»»
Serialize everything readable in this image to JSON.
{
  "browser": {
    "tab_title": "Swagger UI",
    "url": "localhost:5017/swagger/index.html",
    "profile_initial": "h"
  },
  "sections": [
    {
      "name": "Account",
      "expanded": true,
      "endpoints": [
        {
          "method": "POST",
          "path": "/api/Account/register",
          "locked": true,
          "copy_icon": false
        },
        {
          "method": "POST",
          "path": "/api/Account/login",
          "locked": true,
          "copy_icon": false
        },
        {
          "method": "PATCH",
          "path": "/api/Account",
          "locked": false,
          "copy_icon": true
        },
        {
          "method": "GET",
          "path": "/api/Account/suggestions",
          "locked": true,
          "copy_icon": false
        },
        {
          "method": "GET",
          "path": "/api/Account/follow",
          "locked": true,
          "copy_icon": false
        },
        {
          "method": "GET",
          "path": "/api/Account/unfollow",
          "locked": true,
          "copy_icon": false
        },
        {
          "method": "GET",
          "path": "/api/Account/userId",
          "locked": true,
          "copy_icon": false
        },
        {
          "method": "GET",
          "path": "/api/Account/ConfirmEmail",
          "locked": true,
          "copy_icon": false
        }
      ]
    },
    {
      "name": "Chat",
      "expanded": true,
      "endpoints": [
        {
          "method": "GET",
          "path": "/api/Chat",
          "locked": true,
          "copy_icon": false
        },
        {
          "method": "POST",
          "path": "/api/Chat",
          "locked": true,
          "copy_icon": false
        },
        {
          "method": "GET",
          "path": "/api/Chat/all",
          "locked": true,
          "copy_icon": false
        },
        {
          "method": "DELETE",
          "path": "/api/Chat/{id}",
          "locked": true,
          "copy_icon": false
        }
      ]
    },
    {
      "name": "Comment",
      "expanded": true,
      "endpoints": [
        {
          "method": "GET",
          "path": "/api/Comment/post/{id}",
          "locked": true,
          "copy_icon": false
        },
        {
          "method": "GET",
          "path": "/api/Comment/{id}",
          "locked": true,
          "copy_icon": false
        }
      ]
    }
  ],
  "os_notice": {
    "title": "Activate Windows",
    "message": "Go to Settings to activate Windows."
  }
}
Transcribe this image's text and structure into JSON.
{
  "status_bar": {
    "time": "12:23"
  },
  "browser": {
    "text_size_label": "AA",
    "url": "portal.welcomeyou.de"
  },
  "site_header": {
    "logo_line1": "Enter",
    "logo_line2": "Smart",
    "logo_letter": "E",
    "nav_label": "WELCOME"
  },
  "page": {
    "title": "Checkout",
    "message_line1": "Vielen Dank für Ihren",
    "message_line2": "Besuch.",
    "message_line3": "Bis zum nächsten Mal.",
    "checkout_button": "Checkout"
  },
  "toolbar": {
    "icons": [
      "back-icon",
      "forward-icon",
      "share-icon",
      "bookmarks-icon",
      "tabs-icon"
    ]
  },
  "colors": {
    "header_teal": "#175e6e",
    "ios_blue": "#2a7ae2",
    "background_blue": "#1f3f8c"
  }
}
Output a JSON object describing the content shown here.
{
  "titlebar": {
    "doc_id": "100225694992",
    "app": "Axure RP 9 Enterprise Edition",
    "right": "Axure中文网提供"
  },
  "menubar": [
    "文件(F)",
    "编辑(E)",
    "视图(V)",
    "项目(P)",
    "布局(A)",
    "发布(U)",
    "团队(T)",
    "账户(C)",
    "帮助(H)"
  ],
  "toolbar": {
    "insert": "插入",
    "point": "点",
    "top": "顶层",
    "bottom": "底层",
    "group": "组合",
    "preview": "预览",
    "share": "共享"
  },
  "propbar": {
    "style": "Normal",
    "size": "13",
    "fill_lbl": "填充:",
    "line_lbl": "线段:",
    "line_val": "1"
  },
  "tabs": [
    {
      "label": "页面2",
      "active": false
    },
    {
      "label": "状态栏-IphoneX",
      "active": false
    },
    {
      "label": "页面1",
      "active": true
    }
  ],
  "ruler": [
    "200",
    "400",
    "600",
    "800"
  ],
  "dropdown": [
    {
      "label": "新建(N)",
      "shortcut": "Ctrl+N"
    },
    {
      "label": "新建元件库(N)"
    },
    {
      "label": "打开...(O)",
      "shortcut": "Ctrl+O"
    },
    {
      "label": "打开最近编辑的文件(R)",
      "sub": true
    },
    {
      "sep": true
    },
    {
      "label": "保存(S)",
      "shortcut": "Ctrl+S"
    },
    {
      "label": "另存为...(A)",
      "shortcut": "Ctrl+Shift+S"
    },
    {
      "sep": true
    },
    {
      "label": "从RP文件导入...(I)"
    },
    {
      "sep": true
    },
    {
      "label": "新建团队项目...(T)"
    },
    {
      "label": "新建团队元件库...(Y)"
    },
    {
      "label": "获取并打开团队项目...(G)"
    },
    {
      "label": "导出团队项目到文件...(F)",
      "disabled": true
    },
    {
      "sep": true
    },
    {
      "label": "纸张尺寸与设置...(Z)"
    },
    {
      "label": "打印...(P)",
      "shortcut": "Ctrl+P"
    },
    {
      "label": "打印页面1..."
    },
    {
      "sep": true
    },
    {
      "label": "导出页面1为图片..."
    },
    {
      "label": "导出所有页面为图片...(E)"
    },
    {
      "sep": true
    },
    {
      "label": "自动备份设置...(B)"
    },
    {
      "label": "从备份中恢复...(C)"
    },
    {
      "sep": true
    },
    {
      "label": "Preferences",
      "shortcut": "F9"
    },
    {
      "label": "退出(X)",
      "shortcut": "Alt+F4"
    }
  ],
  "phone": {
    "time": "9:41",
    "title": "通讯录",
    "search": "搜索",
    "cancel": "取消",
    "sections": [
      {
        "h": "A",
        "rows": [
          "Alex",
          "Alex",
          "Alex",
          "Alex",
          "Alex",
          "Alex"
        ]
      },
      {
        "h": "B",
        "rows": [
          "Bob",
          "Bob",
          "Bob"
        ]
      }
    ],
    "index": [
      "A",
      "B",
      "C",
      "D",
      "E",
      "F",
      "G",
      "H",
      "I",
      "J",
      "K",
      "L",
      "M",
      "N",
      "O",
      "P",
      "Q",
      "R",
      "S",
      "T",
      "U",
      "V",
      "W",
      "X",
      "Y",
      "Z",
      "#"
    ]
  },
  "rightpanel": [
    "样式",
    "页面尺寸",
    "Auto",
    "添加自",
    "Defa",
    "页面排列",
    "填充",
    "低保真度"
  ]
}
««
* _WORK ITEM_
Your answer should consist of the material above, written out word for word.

* _ANSWER AREA_
Serialize everything readable in this image to JSON.
{
  "browser": {
    "tab_title": "Swagger UI",
    "url": "localhost:5017/swagger/index.html",
    "profile_initial": "h"
  },
  "sections": [
    {
      "name": "Account",
      "expanded": true,
      "endpoints": [
        {
          "method": "POST",
          "path": "/api/Account/register",
          "locked": true,
          "copy_icon": false
        },
        {
          "method": "POST",
          "path": "/api/Account/login",
          "locked": true,
          "copy_icon": false
        },
        {
          "method": "PATCH",
          "path": "/api/Account",
          "locked": false,
          "copy_icon": true
        },
        {
          "method": "GET",
          "path": "/api/Account/suggestions",
          "locked": true,
          "copy_icon": false
        },
        {
          "method": "GET",
          "path": "/api/Account/follow",
          "locked": true,
          "copy_icon": false
        },
        {
          "method": "GET",
          "path": "/api/Account/unfollow",
          "locked": true,
          "copy_icon": false
        },
        {
          "method": "GET",
          "path": "/api/Account/userId",
          "locked": true,
          "copy_icon": false
        },
        {
          "method": "GET",
          "path": "/api/Account/ConfirmEmail",
          "locked": true,
          "copy_icon": false
        }
      ]
    },
    {
      "name": "Chat",
      "expanded": true,
      "endpoints": [
        {
          "method": "GET",
          "path": "/api/Chat",
          "locked": true,
          "copy_icon": false
        },
        {
          "method": "POST",
          "path": "/api/Chat",
          "locked": true,
          "copy_icon": false
        },
        {
          "method": "GET",
          "path": "/api/Chat/all",
          "locked": true,
          "copy_icon": false
        },
        {
          "method": "DELETE",
          "path": "/api/Chat/{id}",
          "locked": true,
          "copy_icon": false
        }
      ]
    },
    {
      "name": "Comment",
      "expanded": true,
      "endpoints": [
        {
          "method": "GET",
          "path": "/api/Comment/post/{id}",
          "locked": true,
          "copy_icon": false
        },
        {
          "method": "GET",
          "path": "/api/Comment/{id}",
          "locked": true,
          "copy_icon": false
        }
      ]
    }
  ],
  "os_notice": {
    "title": "Activate Windows",
    "message": "Go to Settings to activate Windows."
  }
}
Transcribe this image's text and structure into JSON.
{
  "status_bar": {
    "time": "12:23"
  },
  "browser": {
    "text_size_label": "AA",
    "url": "portal.welcomeyou.de"
  },
  "site_header": {
    "logo_line1": "Enter",
    "logo_line2": "Smart",
    "logo_letter": "E",
    "nav_label": "WELCOME"
  },
  "page": {
    "title": "Checkout",
    "message_line1": "Vielen Dank für Ihren",
    "message_line2": "Besuch.",
    "message_line3": "Bis zum nächsten Mal.",
    "checkout_button": "Checkout"
  },
  "toolbar": {
    "icons": [
      "back-icon",
      "forward-icon",
      "share-icon",
      "bookmarks-icon",
      "tabs-icon"
    ]
  },
  "colors": {
    "header_teal": "#175e6e",
    "ios_blue": "#2a7ae2",
    "background_blue": "#1f3f8c"
  }
}
Output a JSON object describing the content shown here.
{
  "titlebar": {
    "doc_id": "100225694992",
    "app": "Axure RP 9 Enterprise Edition",
    "right": "Axure中文网提供"
  },
  "menubar": [
    "文件(F)",
    "编辑(E)",
    "视图(V)",
    "项目(P)",
    "布局(A)",
    "发布(U)",
    "团队(T)",
    "账户(C)",
    "帮助(H)"
  ],
  "toolbar": {
    "insert": "插入",
    "point": "点",
    "top": "顶层",
    "bottom": "底层",
    "group": "组合",
    "preview": "预览",
    "share": "共享"
  },
  "propbar": {
    "style": "Normal",
    "size": "13",
    "fill_lbl": "填充:",
    "line_lbl": "线段:",
    "line_val": "1"
  },
  "tabs": [
    {
      "label": "页面2",
      "active": false
    },
    {
      "label": "状态栏-IphoneX",
      "active": false
    },
    {
      "label": "页面1",
      "active": true
    }
  ],
  "ruler": [
    "200",
    "400",
    "600",
    "800"
  ],
  "dropdown": [
    {
      "label": "新建(N)",
      "shortcut": "Ctrl+N"
    },
    {
      "label": "新建元件库(N)"
    },
    {
      "label": "打开...(O)",
      "shortcut": "Ctrl+O"
    },
    {
      "label": "打开最近编辑的文件(R)",
      "sub": true
    },
    {
      "sep": true
    },
    {
      "label": "保存(S)",
      "shortcut": "Ctrl+S"
    },
    {
      "label": "另存为...(A)",
      "shortcut": "Ctrl+Shift+S"
    },
    {
      "sep": true
    },
    {
      "label": "从RP文件导入...(I)"
    },
    {
      "sep": true
    },
    {
      "label": "新建团队项目...(T)"
    },
    {
      "label": "新建团队元件库...(Y)"
    },
    {
      "label": "获取并打开团队项目...(G)"
    },
    {
      "label": "导出团队项目到文件...(F)",
      "disabled": true
    },
    {
      "sep": true
    },
    {
      "label": "纸张尺寸与设置...(Z)"
    },
    {
      "label": "打印...(P)",
      "shortcut": "Ctrl+P"
    },
    {
      "label": "打印页面1..."
    },
    {
      "sep": true
    },
    {
      "label": "导出页面1为图片..."
    },
    {
      "label": "导出所有页面为图片...(E)"
    },
    {
      "sep": true
    },
    {
      "label": "自动备份设置...(B)"
    },
    {
      "label": "从备份中恢复...(C)"
    },
    {
      "sep": true
    },
    {
      "label": "Preferences",
      "shortcut": "F9"
    },
    {
      "label": "退出(X)",
      "shortcut": "Alt+F4"
    }
  ],
  "phone": {
    "time": "9:41",
    "title": "通讯录",
    "search": "搜索",
    "cancel": "取消",
    "sections": [
      {
        "h": "A",
        "rows": [
          "Alex",
          "Alex",
          "Alex",
          "Alex",
          "Alex",
          "Alex"
        ]
      },
      {
        "h": "B",
        "rows": [
          "Bob",
          "Bob",
          "Bob"
        ]
      }
    ],
    "index": [
      "A",
      "B",
      "C",
      "D",
      "E",
      "F",
      "G",
      "H",
      "I",
      "J",
      "K",
      "L",
      "M",
      "N",
      "O",
      "P",
      "Q",
      "R",
      "S",
      "T",
      "U",
      "V",
      "W",
      "X",
      "Y",
      "Z",
      "#"
    ]
  },
  "rightpanel": [
    "样式",
    "页面尺寸",
    "Auto",
    "添加自",
    "Defa",
    "页面排列",
    "填充",
    "低保真度"
  ]
}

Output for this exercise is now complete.